Thursday, October 13, 2011

What Happens After Menopause?

Will the hot flashes, mood swings, and other symptoms of menopause come to a halt when your periods are finally finished? Find out what to expect in the years after menopause.

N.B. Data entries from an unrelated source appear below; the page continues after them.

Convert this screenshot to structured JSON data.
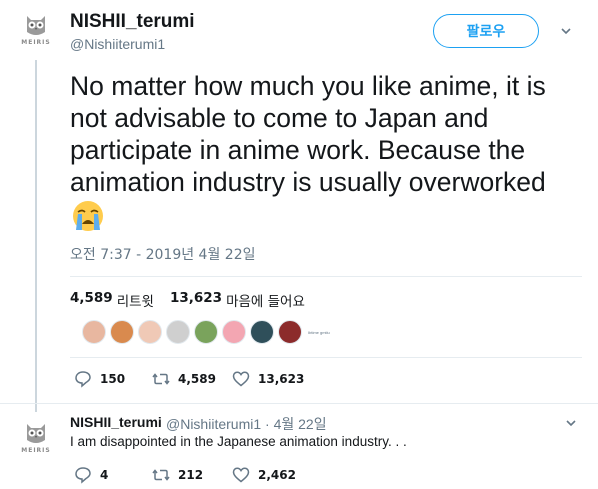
{
  "tweet": {
    "display_name": "NISHII_terumi",
    "handle": "@Nishiiterumi1",
    "follow_label": "팔로우",
    "text": "No matter how much you like anime, it is not advisable to come to Japan and participate in anime work.  Because the animation industry is usually overworked",
    "emoji": "loudly-crying-face",
    "timestamp": "오전 7:37 - 2019년 4월 22일",
    "retweets_count": "4,589",
    "retweets_label": "리트윗",
    "likes_count": "13,623",
    "likes_label": "마음에 들어요",
    "likers": [
      {
        "color": "#e8b7a0"
      },
      {
        "color": "#d98a4e"
      },
      {
        "color": "#f0c9b6"
      },
      {
        "color": "#cfcfcf"
      },
      {
        "color": "#7aa35c"
      },
      {
        "color": "#f3a6b2"
      },
      {
        "color": "#2f4f5a"
      },
      {
        "color": "#8c2b2b"
      }
    ],
    "likers_more": "Ibtime gmtiu",
    "actions": {
      "replies": "150",
      "retweets": "4,589",
      "likes": "13,623"
    }
  },
  "reply": {
    "display_name": "NISHII_terumi",
    "handle_date": "@Nishiiterumi1 · 4월 22일",
    "text": "I am disappointed in the Japanese animation industry. . .",
    "actions": {
      "replies": "4",
      "retweets": "212",
      "likes": "2,462"
    }
  },
  "avatar_logo_text": "MEIRIS",
  "colors": {
    "accent": "#1da1f2",
    "secondary_text": "#657786",
    "primary_text": "#14171a",
    "divider": "#e6ecf0"
  }
}
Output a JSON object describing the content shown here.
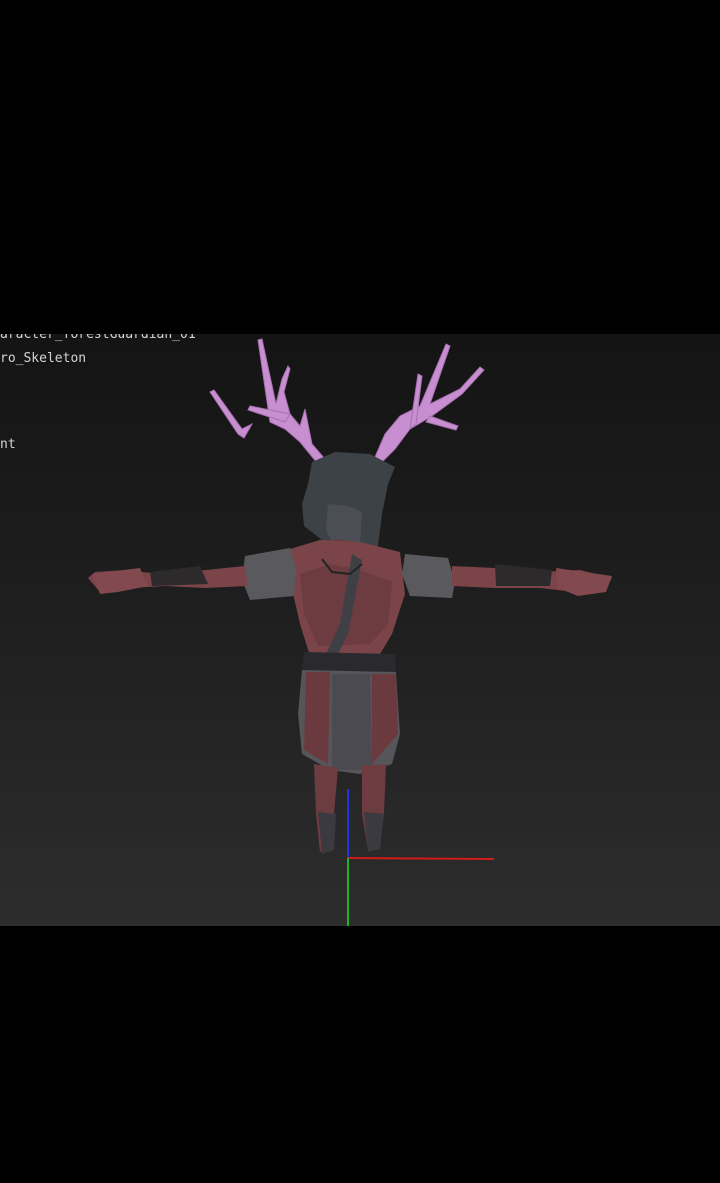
{
  "viewport": {
    "background_top": "#141414",
    "background_bottom": "#2d2d2d"
  },
  "outliner": {
    "lines": [
      "aracter_forestGuardian_01",
      "ro_Skeleton",
      "nt"
    ]
  },
  "axes": {
    "x_color": "#d21c1c",
    "y_color": "#1fb31f",
    "z_color": "#2233dd"
  },
  "character": {
    "antler_color": "#c88fd0",
    "skin_color": "#7a4448",
    "cloth_color": "#5a5a5e",
    "hair_color": "#3d4246"
  }
}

Though you may have some idea of what’s in store for you as you head toward menopause, the stage of life when the ovaries stop producing eggs and menstrual cycles dwindle, you may not quite know what to expect when your periods are officially over.
A woman is medically defined as being in menopause when she has not had a menstrual cycle for at least 12 months, says Kevin Audlin, MD, a gynecologist at Mercy Medical Center in Baltimore. At that point, the transition into your non-child-bearing years is complete.
After Your Period Stops
The permanent end of menstrual periods doesn’t necessarily mean the end of bothersome menopause symptoms, however. The symptoms typically associated with menopause, like hot flashes and mood swings, can occur for some time both before and after that point.
“There’s a window of about eight years in which women can feel those flashes and sweats,” Dr. Audlin says.
Women who have reached menopause can expect menopause symptoms to become worse than they were during perimenopause, the 2- to 10-year stage leading up to the permanent end of menstruation. Experts don’t know exactly why this happens, but it’s believed to be related to the hypothalamus, the portion of the brain that regulates temperature.
“The hypothalamus is acutely responsive to estrogens,” Audlin says. “Leading up to menopause, your estrogen levels fluctuate. When they’re high, you don’t have symptoms. But when you go into menopause and there’s a complete lack of estrogen, you start to notice those symptoms more.”
Managing Menopause Symptoms
Replacing the missing estrogen in the body with medication can help relieve hot flashes and night sweats. However, women who take hormone replacement therapy usually find that their hot flashes will resume years later, when they go off the drugs.
“If you give a woman hormones until the age of 70, she’ll get hot flashes then, when she stops taking them,” Audlin says.
Some non-hormonal methods are available for relieving menopause symptoms. Certain antidepressants, such as Pristiq (desvenlafaxine) and Effexor ( venlafaxine), have been proven to be effective hot flash treatments.
But, Audlin says, the simplest way to take control of your physical symptoms is to stay in good health. Regular exercise, healthy eating habits, and getting enough sleep at night can all help a woman stay stronger, which makes her more able to withstand the changes that occur as estrogen levels drop.
“Women who do these things are less likely to be bothered by hot flashes, and they get less of them,” Audlin says.

No comments: